Then, in the name of creativity, let us use our hands! Let us all unite! Let us fight for a sharing world, a decent world that will give men a chance to express creativity, that will give youth the future and old age a security. By the promise of these things, large corporations have risen to power, but they lie! They do not fulfil their promise; they never will. Corporations free their workforce, but they enslave the consumers! Now, let us fight to fulfil that promise! Let us fight to free the code, to do away with software patents, to do away with greed, with consumerism and intolerance. Let us fight for a world of reason, a world where science and technological progress will lead to all men’s happiness.

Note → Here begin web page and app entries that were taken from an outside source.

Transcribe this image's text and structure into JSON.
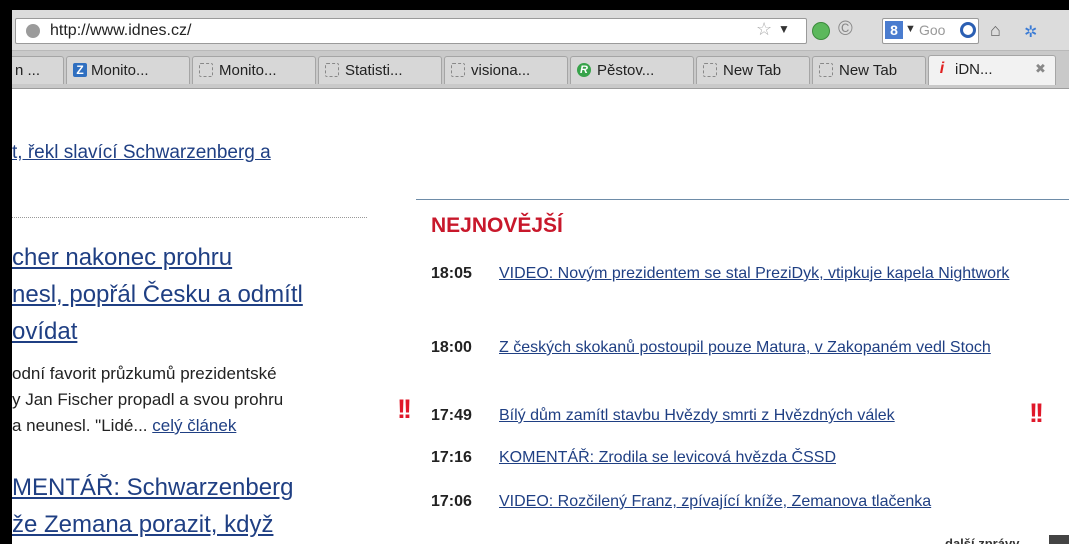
{
  "browser": {
    "url": "http://www.idnes.cz/",
    "search_placeholder": "Goo"
  },
  "tabs": [
    {
      "label": "n ...",
      "icon": "none"
    },
    {
      "label": "Monito...",
      "icon": "z-logo-icon"
    },
    {
      "label": "Monito...",
      "icon": "blank-page-icon"
    },
    {
      "label": "Statisti...",
      "icon": "blank-page-icon"
    },
    {
      "label": "visiona...",
      "icon": "blank-page-icon"
    },
    {
      "label": "Pěstov...",
      "icon": "r-logo-icon"
    },
    {
      "label": "New Tab",
      "icon": "blank-page-icon"
    },
    {
      "label": "New Tab",
      "icon": "blank-page-icon"
    },
    {
      "label": "iDN...",
      "icon": "idnes-icon",
      "active": true
    }
  ],
  "left": {
    "lead_link": "t, řekl slavící Schwarzenberg a",
    "story_title_lines": [
      "cher nakonec prohru",
      "nesl, popřál Česku a odmítl",
      "ovídat"
    ],
    "story_text_lines": [
      "odní favorit průzkumů prezidentské",
      "y Jan Fischer propadl a svou prohru",
      "a neunesl. \"Lidé... "
    ],
    "story_more": "celý článek",
    "komentar_lines": [
      "MENTÁŘ: Schwarzenberg",
      "že Zemana porazit, když"
    ]
  },
  "right": {
    "heading": "NEJNOVĚJŠÍ",
    "news": [
      {
        "time": "18:05",
        "text": "VIDEO: Novým prezidentem se stal PreziDyk, vtipkuje kapela Nightwork"
      },
      {
        "time": "18:00",
        "text": "Z českých skokanů postoupil pouze Matura, v Zakopaném vedl Stoch"
      },
      {
        "time": "17:49",
        "text": "Bílý dům zamítl stavbu Hvězdy smrti z Hvězdných válek",
        "flag": "!!"
      },
      {
        "time": "17:16",
        "text": "KOMENTÁŘ: Zrodila se levicová hvězda ČSSD"
      },
      {
        "time": "17:06",
        "text": "VIDEO: Rozčilený Franz, zpívající kníže, Zemanova tlačenka"
      }
    ],
    "more_news": "další zprávy"
  },
  "colors": {
    "heading_red": "#c8182b",
    "link_blue": "#1f3f83",
    "alert_red": "#e0182a"
  }
}
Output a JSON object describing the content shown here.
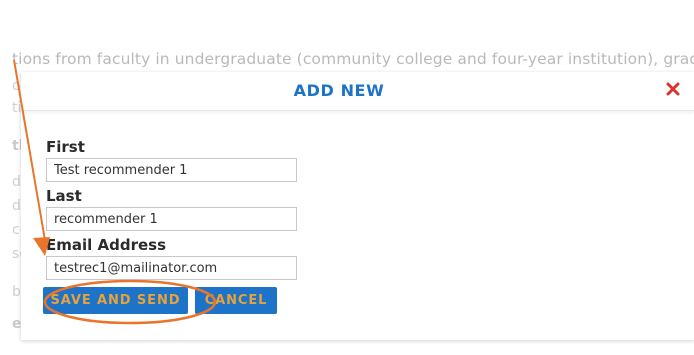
{
  "background": {
    "text_line": "tions from faculty in undergraduate (community college and four-year institution), grad",
    "fragments": [
      "or",
      "ti",
      "th",
      "d",
      "d",
      "cc",
      "sc",
      "b",
      "es",
      "u"
    ]
  },
  "modal": {
    "title": "ADD NEW",
    "close_symbol": "×",
    "fields": {
      "first": {
        "label": "First",
        "value": "Test recommender 1"
      },
      "last": {
        "label": "Last",
        "value": "recommender 1"
      },
      "email": {
        "label": "Email Address",
        "value": "testrec1@mailinator.com"
      }
    },
    "buttons": {
      "save_and_send": "SAVE AND SEND",
      "cancel": "CANCEL"
    }
  },
  "colors": {
    "accent_blue": "#1c73c8",
    "button_text_orange": "#e8a23a",
    "close_red": "#d9342b",
    "annotation_orange": "#e9742b"
  }
}
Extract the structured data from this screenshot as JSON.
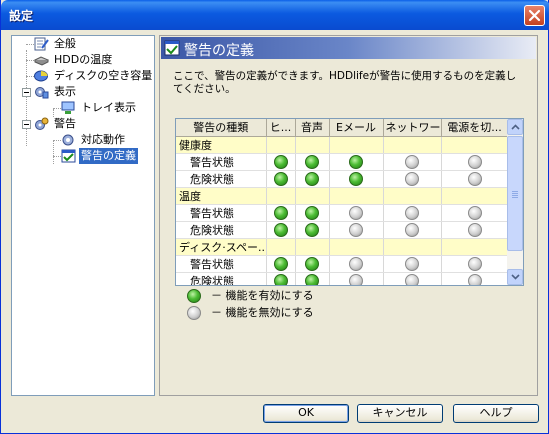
{
  "window": {
    "title": "設定",
    "close_label": "×"
  },
  "tree": {
    "items": [
      {
        "label": "全般"
      },
      {
        "label": "HDDの温度"
      },
      {
        "label": "ディスクの空き容量"
      },
      {
        "label": "表示"
      },
      {
        "label": "トレイ表示"
      },
      {
        "label": "警告"
      },
      {
        "label": "対応動作"
      },
      {
        "label": "警告の定義"
      }
    ]
  },
  "panel": {
    "title": "警告の定義",
    "description": "ここで、警告の定義ができます。HDDlifeが警告に使用するものを定義してください。"
  },
  "grid": {
    "columns": [
      "警告の種類",
      "ヒ...",
      "音声",
      "Eメール",
      "ネットワー...",
      "電源を切..."
    ],
    "groups": [
      {
        "name": "健康度",
        "rows": [
          {
            "label": "警告状態",
            "states": [
              true,
              true,
              true,
              false,
              false
            ]
          },
          {
            "label": "危険状態",
            "states": [
              true,
              true,
              true,
              false,
              false
            ]
          }
        ]
      },
      {
        "name": "温度",
        "rows": [
          {
            "label": "警告状態",
            "states": [
              true,
              true,
              false,
              false,
              false
            ]
          },
          {
            "label": "危険状態",
            "states": [
              true,
              true,
              false,
              false,
              false
            ]
          }
        ]
      },
      {
        "name": "ディスク·スペー...",
        "rows": [
          {
            "label": "警告状態",
            "states": [
              true,
              true,
              false,
              false,
              false
            ]
          },
          {
            "label": "危険状態",
            "states": [
              true,
              true,
              false,
              false,
              false
            ]
          }
        ]
      }
    ]
  },
  "legend": {
    "enabled": "－ 機能を有効にする",
    "disabled": "－ 機能を無効にする"
  },
  "buttons": {
    "ok": "OK",
    "cancel": "キャンセル",
    "help": "ヘルプ"
  },
  "colors": {
    "title_bar": "#0a5fe8",
    "selection": "#316ac5",
    "group_row": "#fffdc8",
    "enabled": "#4cbc34",
    "disabled": "#cfcfcf"
  },
  "icons": {
    "general": "document-pen-icon",
    "temperature": "hdd-icon",
    "disk_space": "disk-pie-icon",
    "display": "gears-icon",
    "tray": "tray-monitor-icon",
    "alerts": "gears-warning-icon",
    "actions": "gear-small-icon",
    "alert_definition": "checkbox-window-icon"
  }
}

People! In the name of creativity, let us all unite!
Heheh :) Reminds me of http://www.youtube.com/watch?v=v7pc_eLUo_Y
Or for something more relevant, see this http://www.britishpathe.com/video/raspberry-festival/
I’m constantly amazed at the creativity that’s being revealed by the price and power of the Pi.

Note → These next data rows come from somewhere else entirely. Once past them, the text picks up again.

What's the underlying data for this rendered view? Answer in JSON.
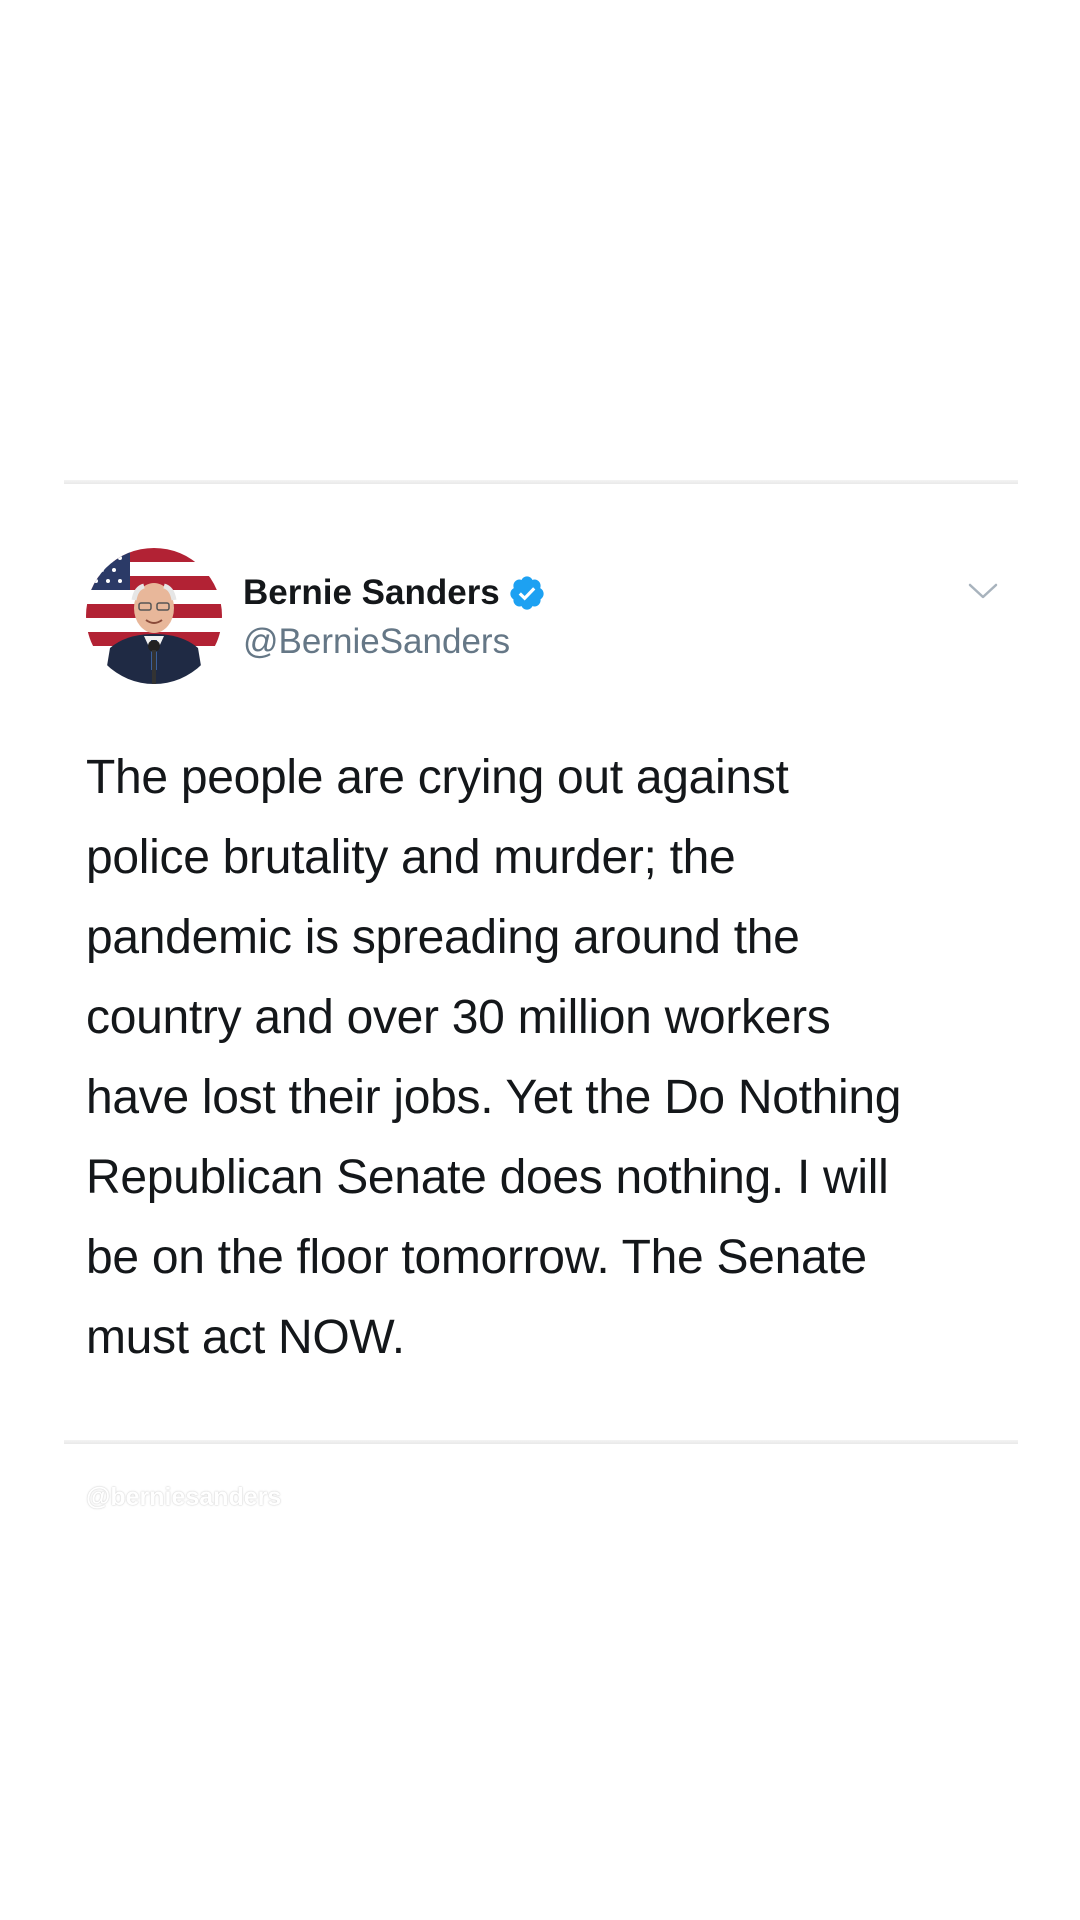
{
  "tweet": {
    "display_name": "Bernie Sanders",
    "handle": "@BernieSanders",
    "verified": true,
    "text": "The people are crying out against\npolice brutality and murder; the\npandemic is spreading around the\ncountry and over 30 million workers\nhave lost their jobs. Yet the Do Nothing\nRepublican Senate does nothing. I will\nbe on the floor tomorrow. The Senate\nmust act NOW."
  },
  "watermark": "@berniesanders",
  "icons": {
    "verified": "verified-badge-icon",
    "menu": "chevron-down-icon"
  },
  "colors": {
    "verified_blue": "#1da1f2",
    "handle_gray": "#657786",
    "text": "#14171a"
  }
}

You do realise, You could keep it 100% original and restore it? By purchasing an Aurora Standards Converter.. Which converts the mdoern 625 lines to 405 you will have a 100% original 1950’s Television! Do not throw an LCD screen inside, A you will be replacing it every few years.. B The picture is awful… Cheerio’
He’s looking into it right now. Don’t worry, he won’t keep the lcd screen inside there
For more info, read the comment section here
I do realise it, yes. However, as far as I can see, the Aurora Standards Converter is something like $240? Plus, restoration of the original receiver and tube would cost???? I think I’ll make do with my CCTV screen! ;o)
Haven’t got a Pi yet, but I was already wondering whether it is possible to reprogram the composite video output to the old UK 405 line standard, all that would be needed then would be a system A (VHF/Positve video modulation) modulator to display an image on an old 405 line tv. It would depend on what information is eventually released on the graphics processor at a low level. It’s already been done on a PC under linux with an Nvidia graphics card by Kat Manton, here http://www.g1jbg.co.uk/fothtv.htm
Like i said before, i think, I have kept the original receiver and would love to re-fit it at some point and have the Pi displaying on that. However, people need to understand what would be involved in a full-resto of a 1947 receiver. It is beyond my expertise at this point and probably my pocket too! But maybe something for the future.
My objective with this project was to produce something that looks good (and it does) – it was done to demonstrate the paint I used on the cabinet, as much as the pi – as a bit of fun. It is not and was never intended to be a technical project or restoration.
In terms of the screen – it is a cheap, low res CCTV monitor but it’s quite sufficient for the job. I wanted to keep the cost of the whole thing down to Raspberry Pi proportions, by re-using old kit that I already had. The whole project, including the Pi itself has certainly cost me less than £50 which is pretty good.
I may well bring it to the raspberry jamboree event at the national computer museum on Sunday if anyone would like to see it? But like I said – it’s just a bit fun really.